Reed boats line one side of the beach, their curly fronts curving towards the sky. The fishers come and go, taking their boats from the shore and then riding them out to sea. They come and go all day, hauling fish up and down the beach. These reed boats have been on the shores of Huanchaco for nearly 3,000 years, since a time when pre-Incan civilizations ruled the arid coastline of Peru. They are now the main reason that tourists have made Huanchaco a must-see destination; its shores and culture are steeped in history and tradition. Here is a guide to the unique history of Huanchaco in Peru.
The fishers have used caballitos de totora for thousands of years along the coastline around Trujillo, as evidenced by shards of pottery that have been recovered from some of the surrounding areas.
These boats are made out of reeds that are found in the nearby swamps. The fishers collect or buy the reeds and bind them together with string. The finished product looks like half of a small Viking boat, with the back truncated. The boats last about three months before they become too waterlogged to float, at which point another is made.
The Chimu culture was at one point the most dominant civilization along the coast of Peru, ruling the area from 800 to 1400 AD. You can find their remains all around Huanchaco and Trujillo, with the most famous being the great city of Chan Chan, which was at one time the largest city in the Americas and the largest adobe city in the world. The main port for the Chimus was Huanchaco, and this was where they would receive their fish from. The Chimu were very dependent upon fish and the bounties of the ocean, with Huanchaco playing a vital role. If you visit the great ruins of Huanchaco, you’ll be struck by all the paintings and hieroglyphics depicting fish and the ocean.

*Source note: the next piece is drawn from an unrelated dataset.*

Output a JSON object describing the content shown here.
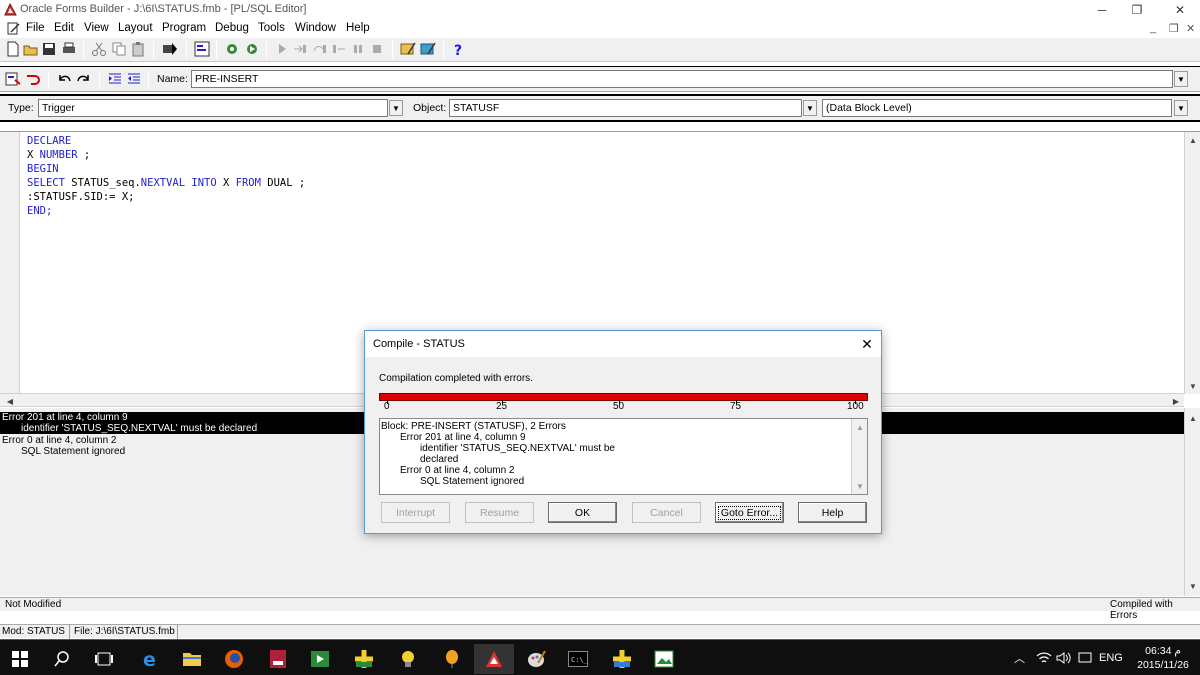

While popular opinion suggests that Hawaii and the Polynesians invented surfing, that idea may be up for debate. The people of Huanchaco have been surfing their reed boats into shore for the last 3,000 years. They may not stand up, as in modern surfing, but they do ride a wave in their boats, using their wooden paddles to steer.
In 2012, Huanchaco was approved as a World Surfing Reserve by the Save The Waves Coalition, and it continues to be a hub for surfing. The beach hosts both domestic and internal longboarding competitions and is home to a passionate surfing community. You’ll find novices and experts surfing together; with plenty of surf schools in the area and its beginner-friendly waves, Huanchaco has become one of the best places in Peru to learn how to surf.
Today, Huanchaco is a popular destination, with tourists coming to the beach year-round. The increase in tourism has seen the opening of quality restaurants, both Peruvian and vegetarian, and lodgings, both hostels and hotels. While the main attractions are the reed boats and the waves, with so many ruins nearby, Huanchaco is also a perfect place to make your base camp.